January 2006 | Monitor on Psychology | Vol. 37 No. 1
COVER: Why we sleep
Why we sleep
Like hunger and thirst, sleep is a basic biological drive we can't ignore.
To sleep, perchance to twitch
Active sleep, and its characteristic muscle spasms, may help the nervous system map the body.
Wild findings on animal sleep
Do the similarities of sleep across the animal world indicate a universal function or just convergent evolution?
Brain, heal thyself
Researchers are finding that sleep may provide a crucial time for the brain to perform biochemical housekeeping.
Let's sleep on it
A good night's sleep may be the key to effective learning, says recent research.
Psychological research on whether people can apply their knowledge of specific objects to broader categories during screening tasks may have implications for aviation security.
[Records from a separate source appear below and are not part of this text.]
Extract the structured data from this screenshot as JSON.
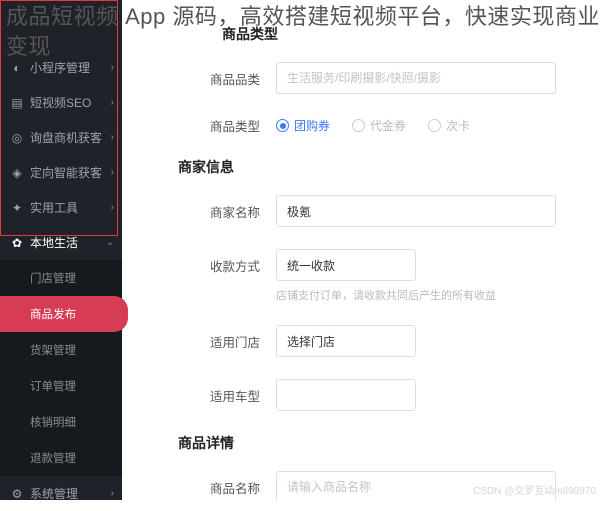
{
  "overlay_title": "成品短视频 App 源码，高效搭建短视频平台，快速实现商业变现",
  "sidebar": {
    "items": [
      {
        "label": "小程序管理",
        "icon": "miniapp-icon"
      },
      {
        "label": "短视频SEO",
        "icon": "video-icon"
      },
      {
        "label": "询盘商机获客",
        "icon": "inquiry-icon"
      },
      {
        "label": "定向智能获客",
        "icon": "target-icon"
      },
      {
        "label": "实用工具",
        "icon": "tools-icon"
      },
      {
        "label": "本地生活",
        "icon": "local-icon"
      }
    ],
    "sub": [
      {
        "label": "门店管理"
      },
      {
        "label": "商品发布"
      },
      {
        "label": "货架管理"
      },
      {
        "label": "订单管理"
      },
      {
        "label": "核销明细"
      },
      {
        "label": "退款管理"
      }
    ],
    "bottom": {
      "label": "系统管理",
      "icon": "settings-icon"
    }
  },
  "main": {
    "section1_title": "商品类型",
    "category": {
      "label": "商品品类",
      "placeholder": "生活服务/印刷摄影/快照/摄影"
    },
    "product_type": {
      "label": "商品类型",
      "options": [
        {
          "text": "团购券",
          "selected": true
        },
        {
          "text": "代金券",
          "selected": false
        },
        {
          "text": "次卡",
          "selected": false
        }
      ]
    },
    "section2_title": "商家信息",
    "merchant": {
      "label": "商家名称",
      "value": "极氪"
    },
    "collection": {
      "label": "收款方式",
      "value": "统一收款",
      "hint": "店铺支付订单，请收款共同后产生的所有收益"
    },
    "store": {
      "label": "适用门店",
      "value": "选择门店"
    },
    "car_type": {
      "label": "适用车型"
    },
    "section3_title": "商品详情",
    "product_name": {
      "label": "商品名称",
      "placeholder": "请输入商品名称"
    }
  },
  "watermark": "CSDN @交罗互动m898970"
}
- APA convention to remain in New Orleans
- Science and math aptitude is unrelated to gender, study suggests
- Psychologist calls for more funding to study trauma
- TV interviewers' behaviors may influence viewers' opinions
- TOPSS updates its high school psychology curriculum standards
- Children's expressiveness linked to family and culture
- Researchers discuss drug abuse-HIV link at Capitol Hill briefing
- Revised codes, higher payments for testing services in 2006
- New program helps students with disabilities access APA books
- Psychological Services expands publication schedule
- Briefing highlights ethnic-minority children's mental heath needs
- APA announces Katrina grant recipients
Ethical complexities when therapist-spouses refer clients to one another call for a thoughtful process to protect our clients from harm.
APA's new policy on granting rights to reuse published material will ensure that electronic versions of books and journals match the print originals.
A large federal epidemiological survey offers new insights into alcohol abuse–and an opportunity for psychologists to further investigate alcoholism and related disorders.
A new autism center–headed by a psychologist–is bringing together a diverse array of researchers at the University of Missouri–Columbia.
At the helm of the Public Interest Directorate, Gwendolyn Puryear Keita aims to increase psychology's prominence.
Universities increasingly offer mentoring programs that link new faculty with more experienced colleagues.
A newly released APA draft manual aims to transform the way health professionals approach health care.
Psychological assessment enjoys new respect, applications and approaches.
Volunteer psychologists and other providers are helping relatives of National Guard and Army Reserve troops in Afghanistan and Iraq cope with the wars' effects.
Weiss Fund recipient David A. Sbarra investigates how couples navigate chronic pain conditions.
A CLOSER LOOK
APA's Div. 2 is expanding access to its teaching resources through electronic books.
PUBLIC POLICY UPDATE
The U.S. countryside offers burgeoning opportunities for psychologists and interns.